=== Exercise brief ===
Repeat each record word for word.

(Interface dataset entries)
=== Begin Enclosure ===
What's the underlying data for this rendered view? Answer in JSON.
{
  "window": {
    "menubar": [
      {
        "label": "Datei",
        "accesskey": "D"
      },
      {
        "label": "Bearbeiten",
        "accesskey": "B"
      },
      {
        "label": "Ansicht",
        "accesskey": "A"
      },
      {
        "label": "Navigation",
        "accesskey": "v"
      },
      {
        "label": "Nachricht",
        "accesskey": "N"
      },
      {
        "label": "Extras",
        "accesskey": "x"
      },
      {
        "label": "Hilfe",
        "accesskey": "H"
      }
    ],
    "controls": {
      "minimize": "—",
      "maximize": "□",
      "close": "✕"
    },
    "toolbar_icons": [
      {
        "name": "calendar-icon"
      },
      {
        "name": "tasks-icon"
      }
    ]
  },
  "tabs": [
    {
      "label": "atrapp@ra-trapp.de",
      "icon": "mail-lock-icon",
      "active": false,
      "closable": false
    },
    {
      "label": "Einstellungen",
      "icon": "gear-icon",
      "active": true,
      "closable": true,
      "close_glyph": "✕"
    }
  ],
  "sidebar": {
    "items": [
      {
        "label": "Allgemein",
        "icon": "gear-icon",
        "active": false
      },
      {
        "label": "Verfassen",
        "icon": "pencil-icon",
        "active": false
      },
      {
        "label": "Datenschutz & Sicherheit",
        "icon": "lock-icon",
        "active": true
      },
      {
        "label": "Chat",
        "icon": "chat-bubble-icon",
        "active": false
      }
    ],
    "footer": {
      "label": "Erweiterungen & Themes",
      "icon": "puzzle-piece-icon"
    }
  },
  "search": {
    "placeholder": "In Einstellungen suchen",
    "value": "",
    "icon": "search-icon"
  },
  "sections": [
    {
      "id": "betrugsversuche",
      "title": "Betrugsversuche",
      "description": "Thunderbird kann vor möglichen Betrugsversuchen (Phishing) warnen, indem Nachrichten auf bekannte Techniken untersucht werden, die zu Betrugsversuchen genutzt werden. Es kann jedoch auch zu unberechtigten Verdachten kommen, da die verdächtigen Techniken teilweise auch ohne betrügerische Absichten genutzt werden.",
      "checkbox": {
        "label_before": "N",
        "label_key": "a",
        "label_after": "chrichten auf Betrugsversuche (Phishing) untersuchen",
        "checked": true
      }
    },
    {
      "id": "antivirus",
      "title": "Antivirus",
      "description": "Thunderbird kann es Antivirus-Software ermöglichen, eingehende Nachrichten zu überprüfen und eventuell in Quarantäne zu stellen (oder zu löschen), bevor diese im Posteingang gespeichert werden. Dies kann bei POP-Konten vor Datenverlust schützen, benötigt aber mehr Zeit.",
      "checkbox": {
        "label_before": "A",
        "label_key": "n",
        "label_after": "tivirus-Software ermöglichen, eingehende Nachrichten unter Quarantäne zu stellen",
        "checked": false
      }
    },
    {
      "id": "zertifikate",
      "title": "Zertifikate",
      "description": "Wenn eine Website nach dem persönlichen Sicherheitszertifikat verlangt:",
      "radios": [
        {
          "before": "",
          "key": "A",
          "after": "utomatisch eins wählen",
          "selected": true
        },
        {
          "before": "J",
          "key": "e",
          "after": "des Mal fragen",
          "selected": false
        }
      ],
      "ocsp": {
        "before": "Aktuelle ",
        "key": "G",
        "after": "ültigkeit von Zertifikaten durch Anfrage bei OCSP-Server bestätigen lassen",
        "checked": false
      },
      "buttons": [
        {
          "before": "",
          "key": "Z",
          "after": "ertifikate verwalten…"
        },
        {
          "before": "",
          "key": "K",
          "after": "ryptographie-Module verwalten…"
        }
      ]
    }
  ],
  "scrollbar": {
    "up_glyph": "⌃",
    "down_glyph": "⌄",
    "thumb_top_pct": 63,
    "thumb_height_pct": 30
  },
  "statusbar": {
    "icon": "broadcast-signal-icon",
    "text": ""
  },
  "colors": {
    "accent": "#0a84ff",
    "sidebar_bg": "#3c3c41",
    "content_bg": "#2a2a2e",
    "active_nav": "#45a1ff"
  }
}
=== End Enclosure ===
=== Exercise answer ===
What's the underlying data for this rendered view? Answer in JSON.
{
  "window": {
    "menubar": [
      {
        "label": "Datei",
        "accesskey": "D"
      },
      {
        "label": "Bearbeiten",
        "accesskey": "B"
      },
      {
        "label": "Ansicht",
        "accesskey": "A"
      },
      {
        "label": "Navigation",
        "accesskey": "v"
      },
      {
        "label": "Nachricht",
        "accesskey": "N"
      },
      {
        "label": "Extras",
        "accesskey": "x"
      },
      {
        "label": "Hilfe",
        "accesskey": "H"
      }
    ],
    "controls": {
      "minimize": "—",
      "maximize": "□",
      "close": "✕"
    },
    "toolbar_icons": [
      {
        "name": "calendar-icon"
      },
      {
        "name": "tasks-icon"
      }
    ]
  },
  "tabs": [
    {
      "label": "atrapp@ra-trapp.de",
      "icon": "mail-lock-icon",
      "active": false,
      "closable": false
    },
    {
      "label": "Einstellungen",
      "icon": "gear-icon",
      "active": true,
      "closable": true,
      "close_glyph": "✕"
    }
  ],
  "sidebar": {
    "items": [
      {
        "label": "Allgemein",
        "icon": "gear-icon",
        "active": false
      },
      {
        "label": "Verfassen",
        "icon": "pencil-icon",
        "active": false
      },
      {
        "label": "Datenschutz & Sicherheit",
        "icon": "lock-icon",
        "active": true
      },
      {
        "label": "Chat",
        "icon": "chat-bubble-icon",
        "active": false
      }
    ],
    "footer": {
      "label": "Erweiterungen & Themes",
      "icon": "puzzle-piece-icon"
    }
  },
  "search": {
    "placeholder": "In Einstellungen suchen",
    "value": "",
    "icon": "search-icon"
  },
  "sections": [
    {
      "id": "betrugsversuche",
      "title": "Betrugsversuche",
      "description": "Thunderbird kann vor möglichen Betrugsversuchen (Phishing) warnen, indem Nachrichten auf bekannte Techniken untersucht werden, die zu Betrugsversuchen genutzt werden. Es kann jedoch auch zu unberechtigten Verdachten kommen, da die verdächtigen Techniken teilweise auch ohne betrügerische Absichten genutzt werden.",
      "checkbox": {
        "label_before": "N",
        "label_key": "a",
        "label_after": "chrichten auf Betrugsversuche (Phishing) untersuchen",
        "checked": true
      }
    },
    {
      "id": "antivirus",
      "title": "Antivirus",
      "description": "Thunderbird kann es Antivirus-Software ermöglichen, eingehende Nachrichten zu überprüfen und eventuell in Quarantäne zu stellen (oder zu löschen), bevor diese im Posteingang gespeichert werden. Dies kann bei POP-Konten vor Datenverlust schützen, benötigt aber mehr Zeit.",
      "checkbox": {
        "label_before": "A",
        "label_key": "n",
        "label_after": "tivirus-Software ermöglichen, eingehende Nachrichten unter Quarantäne zu stellen",
        "checked": false
      }
    },
    {
      "id": "zertifikate",
      "title": "Zertifikate",
      "description": "Wenn eine Website nach dem persönlichen Sicherheitszertifikat verlangt:",
      "radios": [
        {
          "before": "",
          "key": "A",
          "after": "utomatisch eins wählen",
          "selected": true
        },
        {
          "before": "J",
          "key": "e",
          "after": "des Mal fragen",
          "selected": false
        }
      ],
      "ocsp": {
        "before": "Aktuelle ",
        "key": "G",
        "after": "ültigkeit von Zertifikaten durch Anfrage bei OCSP-Server bestätigen lassen",
        "checked": false
      },
      "buttons": [
        {
          "before": "",
          "key": "Z",
          "after": "ertifikate verwalten…"
        },
        {
          "before": "",
          "key": "K",
          "after": "ryptographie-Module verwalten…"
        }
      ]
    }
  ],
  "scrollbar": {
    "up_glyph": "⌃",
    "down_glyph": "⌄",
    "thumb_top_pct": 63,
    "thumb_height_pct": 30
  },
  "statusbar": {
    "icon": "broadcast-signal-icon",
    "text": ""
  },
  "colors": {
    "accent": "#0a84ff",
    "sidebar_bg": "#3c3c41",
    "content_bg": "#2a2a2e",
    "active_nav": "#45a1ff"
  }
}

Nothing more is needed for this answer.